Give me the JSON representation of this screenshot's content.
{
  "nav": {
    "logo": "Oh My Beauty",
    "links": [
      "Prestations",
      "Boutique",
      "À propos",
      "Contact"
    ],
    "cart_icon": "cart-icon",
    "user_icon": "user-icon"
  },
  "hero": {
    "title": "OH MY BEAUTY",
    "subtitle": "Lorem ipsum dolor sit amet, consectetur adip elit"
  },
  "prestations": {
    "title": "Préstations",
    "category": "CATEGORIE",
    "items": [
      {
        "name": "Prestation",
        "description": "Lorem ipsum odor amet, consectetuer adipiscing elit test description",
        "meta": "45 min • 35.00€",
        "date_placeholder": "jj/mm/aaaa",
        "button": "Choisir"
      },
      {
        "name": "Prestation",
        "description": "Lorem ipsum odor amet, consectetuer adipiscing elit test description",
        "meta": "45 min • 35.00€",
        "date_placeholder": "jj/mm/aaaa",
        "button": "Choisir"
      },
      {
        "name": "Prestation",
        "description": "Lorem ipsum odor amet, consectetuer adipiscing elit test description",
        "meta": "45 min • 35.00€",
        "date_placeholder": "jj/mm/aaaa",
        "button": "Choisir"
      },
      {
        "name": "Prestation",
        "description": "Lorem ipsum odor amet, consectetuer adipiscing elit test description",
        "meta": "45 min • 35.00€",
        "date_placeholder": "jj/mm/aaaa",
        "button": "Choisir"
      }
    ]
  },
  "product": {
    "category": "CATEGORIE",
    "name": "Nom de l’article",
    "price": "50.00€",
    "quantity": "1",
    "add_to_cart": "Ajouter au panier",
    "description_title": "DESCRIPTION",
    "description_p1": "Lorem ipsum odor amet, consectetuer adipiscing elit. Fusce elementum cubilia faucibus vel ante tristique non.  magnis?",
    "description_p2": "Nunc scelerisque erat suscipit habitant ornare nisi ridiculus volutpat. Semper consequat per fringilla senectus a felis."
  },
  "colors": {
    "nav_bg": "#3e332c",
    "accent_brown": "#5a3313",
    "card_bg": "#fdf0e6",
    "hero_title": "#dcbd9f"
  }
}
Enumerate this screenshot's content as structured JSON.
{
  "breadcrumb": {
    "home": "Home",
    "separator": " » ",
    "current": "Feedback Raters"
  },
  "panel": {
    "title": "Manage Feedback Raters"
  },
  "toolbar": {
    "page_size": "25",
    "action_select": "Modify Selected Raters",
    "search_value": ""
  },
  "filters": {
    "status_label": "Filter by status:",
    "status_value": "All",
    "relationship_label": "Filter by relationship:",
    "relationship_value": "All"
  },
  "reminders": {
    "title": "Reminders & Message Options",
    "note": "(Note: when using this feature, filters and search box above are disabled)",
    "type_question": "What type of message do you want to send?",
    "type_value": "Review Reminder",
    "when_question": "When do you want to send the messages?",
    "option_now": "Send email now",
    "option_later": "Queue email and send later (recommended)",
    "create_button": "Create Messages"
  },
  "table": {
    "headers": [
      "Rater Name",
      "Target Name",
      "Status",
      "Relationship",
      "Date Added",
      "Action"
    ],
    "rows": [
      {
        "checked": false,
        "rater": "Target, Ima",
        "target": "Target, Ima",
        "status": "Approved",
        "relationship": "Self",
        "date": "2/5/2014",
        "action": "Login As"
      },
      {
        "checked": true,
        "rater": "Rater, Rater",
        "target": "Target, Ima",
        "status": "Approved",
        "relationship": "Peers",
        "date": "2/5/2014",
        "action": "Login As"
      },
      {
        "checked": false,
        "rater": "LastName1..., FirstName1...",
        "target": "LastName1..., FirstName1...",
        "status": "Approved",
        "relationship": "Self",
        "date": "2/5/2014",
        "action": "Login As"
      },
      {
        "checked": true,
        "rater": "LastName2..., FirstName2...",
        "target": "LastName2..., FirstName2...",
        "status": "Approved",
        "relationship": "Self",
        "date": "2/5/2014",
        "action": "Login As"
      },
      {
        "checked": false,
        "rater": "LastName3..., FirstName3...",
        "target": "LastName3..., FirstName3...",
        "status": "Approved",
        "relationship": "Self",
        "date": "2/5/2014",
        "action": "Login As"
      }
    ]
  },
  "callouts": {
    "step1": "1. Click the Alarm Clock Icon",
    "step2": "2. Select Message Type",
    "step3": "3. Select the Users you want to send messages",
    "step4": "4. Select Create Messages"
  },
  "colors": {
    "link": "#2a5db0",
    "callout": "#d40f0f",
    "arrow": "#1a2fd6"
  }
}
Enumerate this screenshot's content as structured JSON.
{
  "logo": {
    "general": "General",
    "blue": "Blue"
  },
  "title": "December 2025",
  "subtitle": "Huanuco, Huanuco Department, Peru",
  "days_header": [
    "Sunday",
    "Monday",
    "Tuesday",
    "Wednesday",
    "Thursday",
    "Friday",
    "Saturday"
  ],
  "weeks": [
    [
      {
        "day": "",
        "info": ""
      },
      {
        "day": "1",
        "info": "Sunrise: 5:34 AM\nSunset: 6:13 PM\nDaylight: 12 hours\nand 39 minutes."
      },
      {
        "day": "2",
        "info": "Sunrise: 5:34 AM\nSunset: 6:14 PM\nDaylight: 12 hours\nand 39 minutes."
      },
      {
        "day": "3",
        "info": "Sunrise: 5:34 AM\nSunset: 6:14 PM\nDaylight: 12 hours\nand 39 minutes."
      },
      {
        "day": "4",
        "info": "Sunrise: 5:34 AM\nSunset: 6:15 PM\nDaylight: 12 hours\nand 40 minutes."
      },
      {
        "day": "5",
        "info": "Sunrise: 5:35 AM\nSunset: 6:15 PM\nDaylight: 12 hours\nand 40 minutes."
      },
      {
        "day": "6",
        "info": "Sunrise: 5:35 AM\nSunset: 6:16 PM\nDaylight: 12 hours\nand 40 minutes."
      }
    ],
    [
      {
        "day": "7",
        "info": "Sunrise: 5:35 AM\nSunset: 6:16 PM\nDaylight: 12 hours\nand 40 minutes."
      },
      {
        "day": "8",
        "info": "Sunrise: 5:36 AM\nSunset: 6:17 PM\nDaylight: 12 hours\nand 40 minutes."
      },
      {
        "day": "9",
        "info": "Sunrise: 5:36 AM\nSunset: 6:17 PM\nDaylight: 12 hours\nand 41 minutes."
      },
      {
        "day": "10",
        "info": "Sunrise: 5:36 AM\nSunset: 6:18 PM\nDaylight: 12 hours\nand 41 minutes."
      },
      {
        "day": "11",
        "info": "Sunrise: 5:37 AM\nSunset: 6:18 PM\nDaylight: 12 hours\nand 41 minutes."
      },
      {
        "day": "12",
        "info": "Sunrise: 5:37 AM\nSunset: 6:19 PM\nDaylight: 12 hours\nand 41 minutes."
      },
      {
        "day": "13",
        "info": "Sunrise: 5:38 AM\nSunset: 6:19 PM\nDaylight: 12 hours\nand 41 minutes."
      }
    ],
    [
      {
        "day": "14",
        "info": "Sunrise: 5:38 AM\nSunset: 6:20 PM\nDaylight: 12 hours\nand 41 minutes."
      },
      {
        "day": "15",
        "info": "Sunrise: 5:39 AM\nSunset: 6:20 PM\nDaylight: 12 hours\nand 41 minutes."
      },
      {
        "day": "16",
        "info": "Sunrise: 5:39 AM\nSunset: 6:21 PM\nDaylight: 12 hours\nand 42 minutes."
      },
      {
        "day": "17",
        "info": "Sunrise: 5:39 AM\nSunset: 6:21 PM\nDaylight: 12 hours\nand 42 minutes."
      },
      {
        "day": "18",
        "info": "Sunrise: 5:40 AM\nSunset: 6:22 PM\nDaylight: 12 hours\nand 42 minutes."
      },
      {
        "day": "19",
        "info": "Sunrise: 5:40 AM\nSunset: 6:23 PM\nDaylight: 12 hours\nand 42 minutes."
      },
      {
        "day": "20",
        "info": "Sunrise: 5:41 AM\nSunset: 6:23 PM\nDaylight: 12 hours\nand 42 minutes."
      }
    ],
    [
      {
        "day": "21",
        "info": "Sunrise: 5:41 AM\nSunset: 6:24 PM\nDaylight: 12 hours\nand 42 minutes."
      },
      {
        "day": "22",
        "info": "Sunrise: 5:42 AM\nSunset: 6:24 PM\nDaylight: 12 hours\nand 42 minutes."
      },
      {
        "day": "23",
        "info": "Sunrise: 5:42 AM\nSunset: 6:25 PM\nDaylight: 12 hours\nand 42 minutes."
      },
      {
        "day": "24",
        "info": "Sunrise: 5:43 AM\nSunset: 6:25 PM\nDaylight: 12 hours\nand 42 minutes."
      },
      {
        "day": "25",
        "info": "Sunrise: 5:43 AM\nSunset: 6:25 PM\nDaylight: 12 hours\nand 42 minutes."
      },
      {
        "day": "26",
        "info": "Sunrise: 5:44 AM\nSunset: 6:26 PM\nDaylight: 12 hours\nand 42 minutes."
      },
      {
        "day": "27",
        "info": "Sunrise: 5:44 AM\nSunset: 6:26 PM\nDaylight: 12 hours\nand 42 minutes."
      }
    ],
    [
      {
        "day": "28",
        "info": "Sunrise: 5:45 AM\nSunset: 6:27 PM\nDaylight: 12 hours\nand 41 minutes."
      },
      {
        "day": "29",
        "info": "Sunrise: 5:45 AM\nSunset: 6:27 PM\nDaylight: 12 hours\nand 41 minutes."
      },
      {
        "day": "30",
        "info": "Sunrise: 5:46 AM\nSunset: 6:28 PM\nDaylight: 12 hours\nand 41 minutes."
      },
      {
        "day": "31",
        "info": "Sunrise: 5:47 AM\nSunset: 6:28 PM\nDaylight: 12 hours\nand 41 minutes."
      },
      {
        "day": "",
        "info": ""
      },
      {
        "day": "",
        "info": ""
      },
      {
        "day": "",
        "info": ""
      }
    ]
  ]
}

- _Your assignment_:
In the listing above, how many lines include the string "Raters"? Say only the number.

- _Response_:
3